Procurement of drugs

The primary method of execution used is lethal injection, but there are states that authorize alternative ways including electrocution, firing squad, hanging, and lethal gas (via Death Penalty Information Center). Another reason why death row inmates spend decades waiting for execution is the difficulty of procuring drugs for lethal injection. Many drug manufacturers have prohibited the use of their products for execution, as they don't want their brand associated with killing people when they are in the business of saving lives.

Because of this, some have resorted to obtaining drugs through illicit means or less-than-reputable sources, which have resulted in botched executions, as reported by Pharmaceutical Technology. Some states have laws that allow them to keep the identity of their suppliers anonymous. Despite other legal methods of execution, lethal injection is still considered the "most humane" approach, but with the complications of acquiring drugs, death row inmates are left with no choice but to wait.

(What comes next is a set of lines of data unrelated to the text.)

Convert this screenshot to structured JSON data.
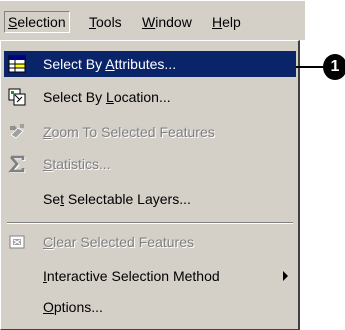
{
  "menubar": {
    "items": [
      {
        "mnemonic": "S",
        "rest": "election"
      },
      {
        "mnemonic": "T",
        "rest": "ools"
      },
      {
        "mnemonic": "W",
        "rest": "indow"
      },
      {
        "mnemonic": "H",
        "rest": "elp"
      }
    ]
  },
  "menu": {
    "items": [
      {
        "pre": "Select By ",
        "mnemonic": "A",
        "post": "ttributes...",
        "icon": "select-by-attributes-icon",
        "state": "highlighted"
      },
      {
        "pre": "Select By ",
        "mnemonic": "L",
        "post": "ocation...",
        "icon": "select-by-location-icon",
        "state": "enabled"
      },
      {
        "pre": "",
        "mnemonic": "Z",
        "post": "oom To Selected Features",
        "icon": "zoom-to-selected-icon",
        "state": "disabled"
      },
      {
        "pre": "",
        "mnemonic": "S",
        "post": "tatistics...",
        "icon": "statistics-sigma-icon",
        "state": "disabled"
      },
      {
        "pre": "Se",
        "mnemonic": "t",
        "post": " Selectable Layers...",
        "icon": "",
        "state": "enabled"
      },
      {
        "pre": "",
        "mnemonic": "C",
        "post": "lear Selected Features",
        "icon": "clear-selection-icon",
        "state": "disabled"
      },
      {
        "pre": "",
        "mnemonic": "I",
        "post": "nteractive Selection Method",
        "icon": "",
        "state": "enabled",
        "submenu": true
      },
      {
        "pre": "",
        "mnemonic": "O",
        "post": "ptions...",
        "icon": "",
        "state": "enabled"
      }
    ]
  },
  "callout": {
    "number": "1"
  },
  "colors": {
    "highlight": "#0a246a",
    "menu_bg": "#d4d0c8",
    "disabled_text": "#808080"
  }
}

Execution volunteers

There have been instances wherein death row inmates waived their rights to appeal their case and instead opted for execution. Per the Death Penalty Information Center, there are different reasons why a prisoner volunteers for execution. Some of these reasons include bad prison conditions, the admittance of guilt, or simply wanting to hasten the process of death. Not all inmates who volunteer are granted their request, as there are conditions that must be met. One of them is that the inmate must be of sound mind when they make the decision to terminate their appeals.

In 2003, The Gainesville Sun reported that the number of inmates on death row seeking to drop their appeals has increased. Christopher Slobogin, a University of Florida law professor, said that prisoners have their own reasons for doing so, but one of them has to do with the time it takes to carry out their death sentence. "They don't want to wait any longer. It's the psychological pressure of knowing that eventually they are going to die," Slobogin stated.

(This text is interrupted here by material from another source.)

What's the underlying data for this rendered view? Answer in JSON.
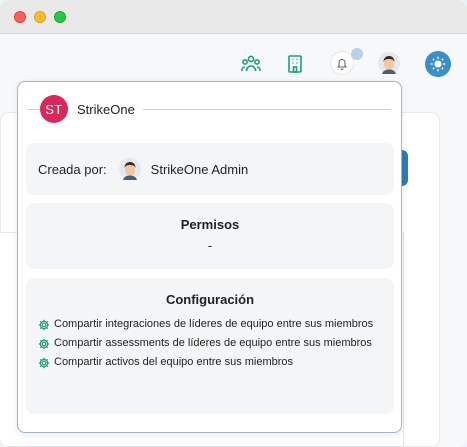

The death row syndrome

In 2019, the number of senior inmates on death row significantly increased. Many of them aged in prison while waiting for their execution. Lawyers and psychologists argue that some death row inmates have developed a condition known as death row syndrome, which are psychological effects associated with the length of time they spend awaiting their execution. As Slate notes, it isn't an official clinical diagnosis; rather, it's a legal term.

Death row prisons around the country have varying conditions, but most of them are deemed to be harsh for prisoners. After all, the worst of the worst criminals are the ones subjected to capital punishment. A study conducted by psychiatrist Dr. Stuart Grassian on 14 inmates concluded that solitary confinement and the dire living conditions result in hallucinations, distortion in perceptions, and depression. The inmates Dr. Grassian studied weren't on death row, but the conditions were comparable to those awaiting execution. He concluded that those waiting for their execution during the lengthy appeals may develop the same psychological symptoms that can be seen as torture (via theĀ University of San Diego). As the average waiting time for execution increases, questions are raised about whether or not the additional anguish death row inmates experience is constitutional.